Only the lines that include "name" should be copied from the data below.

> [Records drawn from a dataset]
+++++

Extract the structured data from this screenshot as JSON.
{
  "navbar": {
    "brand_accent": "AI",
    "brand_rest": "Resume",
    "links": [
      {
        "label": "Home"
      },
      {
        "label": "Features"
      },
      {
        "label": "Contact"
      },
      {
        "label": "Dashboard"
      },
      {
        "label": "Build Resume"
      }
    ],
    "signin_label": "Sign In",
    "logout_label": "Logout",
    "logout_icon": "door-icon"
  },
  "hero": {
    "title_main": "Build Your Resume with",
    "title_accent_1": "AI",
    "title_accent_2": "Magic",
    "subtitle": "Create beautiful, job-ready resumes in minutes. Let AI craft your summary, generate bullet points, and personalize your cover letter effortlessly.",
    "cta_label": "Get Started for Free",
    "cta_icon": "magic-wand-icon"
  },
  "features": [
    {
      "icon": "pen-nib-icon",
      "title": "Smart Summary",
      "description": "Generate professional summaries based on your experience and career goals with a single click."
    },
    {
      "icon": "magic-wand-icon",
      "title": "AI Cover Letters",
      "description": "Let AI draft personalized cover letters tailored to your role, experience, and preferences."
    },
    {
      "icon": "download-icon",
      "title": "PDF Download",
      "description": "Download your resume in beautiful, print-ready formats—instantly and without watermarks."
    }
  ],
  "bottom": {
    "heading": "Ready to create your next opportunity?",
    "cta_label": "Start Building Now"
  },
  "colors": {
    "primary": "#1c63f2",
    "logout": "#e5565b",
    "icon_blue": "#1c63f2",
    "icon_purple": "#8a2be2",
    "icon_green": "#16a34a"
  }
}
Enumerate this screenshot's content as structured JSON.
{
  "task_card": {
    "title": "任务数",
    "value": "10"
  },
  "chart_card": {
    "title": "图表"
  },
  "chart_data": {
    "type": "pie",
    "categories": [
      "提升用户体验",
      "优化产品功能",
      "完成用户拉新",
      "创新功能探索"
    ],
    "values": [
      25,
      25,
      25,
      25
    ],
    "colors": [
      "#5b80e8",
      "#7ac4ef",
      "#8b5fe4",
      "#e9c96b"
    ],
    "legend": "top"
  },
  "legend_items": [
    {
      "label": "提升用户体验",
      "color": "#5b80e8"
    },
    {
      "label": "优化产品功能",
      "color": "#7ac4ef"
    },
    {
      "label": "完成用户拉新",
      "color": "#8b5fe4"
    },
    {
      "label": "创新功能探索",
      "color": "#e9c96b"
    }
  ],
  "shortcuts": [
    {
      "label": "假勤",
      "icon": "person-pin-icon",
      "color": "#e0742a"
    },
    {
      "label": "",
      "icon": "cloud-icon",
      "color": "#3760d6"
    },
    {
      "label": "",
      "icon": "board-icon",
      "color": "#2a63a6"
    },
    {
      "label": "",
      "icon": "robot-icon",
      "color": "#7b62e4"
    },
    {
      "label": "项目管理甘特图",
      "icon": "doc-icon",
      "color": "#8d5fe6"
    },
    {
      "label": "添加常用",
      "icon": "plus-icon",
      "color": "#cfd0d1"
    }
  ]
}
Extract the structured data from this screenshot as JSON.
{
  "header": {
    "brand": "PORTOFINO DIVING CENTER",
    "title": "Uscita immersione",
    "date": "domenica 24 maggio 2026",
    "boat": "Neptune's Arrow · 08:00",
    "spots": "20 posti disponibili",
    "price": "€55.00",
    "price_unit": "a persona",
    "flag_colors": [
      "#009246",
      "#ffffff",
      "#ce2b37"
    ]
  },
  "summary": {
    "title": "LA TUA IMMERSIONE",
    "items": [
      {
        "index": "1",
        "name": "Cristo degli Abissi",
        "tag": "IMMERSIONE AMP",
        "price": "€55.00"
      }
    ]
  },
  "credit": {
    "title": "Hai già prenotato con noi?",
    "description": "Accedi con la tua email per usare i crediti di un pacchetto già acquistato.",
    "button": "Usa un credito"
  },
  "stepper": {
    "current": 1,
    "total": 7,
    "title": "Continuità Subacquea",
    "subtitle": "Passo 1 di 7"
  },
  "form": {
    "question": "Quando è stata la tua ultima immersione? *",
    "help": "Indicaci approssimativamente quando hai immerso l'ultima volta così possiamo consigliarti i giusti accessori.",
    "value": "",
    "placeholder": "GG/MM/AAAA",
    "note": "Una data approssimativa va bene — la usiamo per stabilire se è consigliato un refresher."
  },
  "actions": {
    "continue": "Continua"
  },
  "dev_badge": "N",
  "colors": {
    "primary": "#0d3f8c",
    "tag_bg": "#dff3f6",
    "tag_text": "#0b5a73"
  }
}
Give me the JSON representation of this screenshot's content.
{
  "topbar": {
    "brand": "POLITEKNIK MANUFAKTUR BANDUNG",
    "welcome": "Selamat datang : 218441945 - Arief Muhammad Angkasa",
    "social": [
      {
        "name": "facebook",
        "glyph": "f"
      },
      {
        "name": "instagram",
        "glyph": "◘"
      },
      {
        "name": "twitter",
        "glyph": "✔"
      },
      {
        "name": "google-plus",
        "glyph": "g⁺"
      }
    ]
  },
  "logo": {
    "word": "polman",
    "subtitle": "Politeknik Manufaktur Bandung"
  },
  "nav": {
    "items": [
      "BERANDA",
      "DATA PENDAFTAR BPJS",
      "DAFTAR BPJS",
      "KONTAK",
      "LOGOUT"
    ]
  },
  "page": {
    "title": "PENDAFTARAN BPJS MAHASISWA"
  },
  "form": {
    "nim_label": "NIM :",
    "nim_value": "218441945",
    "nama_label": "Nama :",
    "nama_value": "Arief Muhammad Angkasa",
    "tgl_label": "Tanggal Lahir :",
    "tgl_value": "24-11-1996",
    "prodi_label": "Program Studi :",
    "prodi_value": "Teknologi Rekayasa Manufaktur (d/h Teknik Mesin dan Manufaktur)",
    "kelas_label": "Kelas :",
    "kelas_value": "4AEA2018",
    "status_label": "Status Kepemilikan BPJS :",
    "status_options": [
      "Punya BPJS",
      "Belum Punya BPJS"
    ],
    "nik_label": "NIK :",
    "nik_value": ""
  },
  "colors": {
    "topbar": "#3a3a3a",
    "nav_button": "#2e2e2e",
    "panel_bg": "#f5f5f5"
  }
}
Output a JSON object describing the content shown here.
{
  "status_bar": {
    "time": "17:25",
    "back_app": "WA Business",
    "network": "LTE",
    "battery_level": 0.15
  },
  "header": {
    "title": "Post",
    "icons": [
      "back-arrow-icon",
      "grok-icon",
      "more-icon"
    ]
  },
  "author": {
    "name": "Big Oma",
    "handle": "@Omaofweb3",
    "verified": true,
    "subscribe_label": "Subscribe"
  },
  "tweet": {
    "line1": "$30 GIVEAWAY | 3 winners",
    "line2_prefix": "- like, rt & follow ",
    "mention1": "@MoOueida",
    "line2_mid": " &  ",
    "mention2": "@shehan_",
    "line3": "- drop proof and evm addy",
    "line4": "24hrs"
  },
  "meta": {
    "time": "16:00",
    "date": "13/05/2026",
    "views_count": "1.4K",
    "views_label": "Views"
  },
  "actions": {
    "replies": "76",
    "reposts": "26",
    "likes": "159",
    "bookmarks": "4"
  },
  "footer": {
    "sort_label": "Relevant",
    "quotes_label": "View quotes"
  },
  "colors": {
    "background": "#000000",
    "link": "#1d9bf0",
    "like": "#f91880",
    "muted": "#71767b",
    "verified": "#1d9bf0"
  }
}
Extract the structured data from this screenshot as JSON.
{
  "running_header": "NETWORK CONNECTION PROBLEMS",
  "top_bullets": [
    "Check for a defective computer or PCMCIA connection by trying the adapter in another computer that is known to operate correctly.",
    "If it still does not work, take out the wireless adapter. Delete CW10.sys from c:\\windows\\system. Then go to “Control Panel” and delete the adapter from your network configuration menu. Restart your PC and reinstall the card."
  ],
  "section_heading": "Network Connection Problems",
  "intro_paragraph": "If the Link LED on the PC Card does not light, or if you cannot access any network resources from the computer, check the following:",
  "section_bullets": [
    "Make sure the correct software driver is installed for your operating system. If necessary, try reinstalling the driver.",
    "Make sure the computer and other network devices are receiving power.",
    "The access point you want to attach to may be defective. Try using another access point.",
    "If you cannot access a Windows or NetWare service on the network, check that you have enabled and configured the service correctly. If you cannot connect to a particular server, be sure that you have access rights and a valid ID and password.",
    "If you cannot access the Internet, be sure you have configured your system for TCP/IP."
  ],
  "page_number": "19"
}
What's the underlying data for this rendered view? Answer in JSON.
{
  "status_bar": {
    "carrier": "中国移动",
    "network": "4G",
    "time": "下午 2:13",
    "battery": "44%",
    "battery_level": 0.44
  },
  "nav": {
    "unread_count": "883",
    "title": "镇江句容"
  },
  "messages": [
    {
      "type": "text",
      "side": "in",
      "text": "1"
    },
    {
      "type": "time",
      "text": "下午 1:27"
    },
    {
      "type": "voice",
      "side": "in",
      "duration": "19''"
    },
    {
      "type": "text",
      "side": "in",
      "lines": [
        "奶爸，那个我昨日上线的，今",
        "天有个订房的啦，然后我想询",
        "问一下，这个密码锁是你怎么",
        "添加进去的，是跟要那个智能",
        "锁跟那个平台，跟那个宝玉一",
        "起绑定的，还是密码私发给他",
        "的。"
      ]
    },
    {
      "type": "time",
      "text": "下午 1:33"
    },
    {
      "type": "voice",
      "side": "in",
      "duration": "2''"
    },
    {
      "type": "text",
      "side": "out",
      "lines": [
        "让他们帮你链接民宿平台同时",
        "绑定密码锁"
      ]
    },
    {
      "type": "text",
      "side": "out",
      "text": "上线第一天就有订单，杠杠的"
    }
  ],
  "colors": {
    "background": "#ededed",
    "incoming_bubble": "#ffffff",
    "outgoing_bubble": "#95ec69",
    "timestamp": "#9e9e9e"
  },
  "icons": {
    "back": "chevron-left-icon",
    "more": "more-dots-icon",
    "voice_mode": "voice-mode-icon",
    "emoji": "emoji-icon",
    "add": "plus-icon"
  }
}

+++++

> [Response to this exercise]
        "name": "Cristo degli Abissi",
        "name": "facebook",
        "name": "instagram",
        "name": "twitter",
        "name": "google-plus",
    "name": "Big Oma",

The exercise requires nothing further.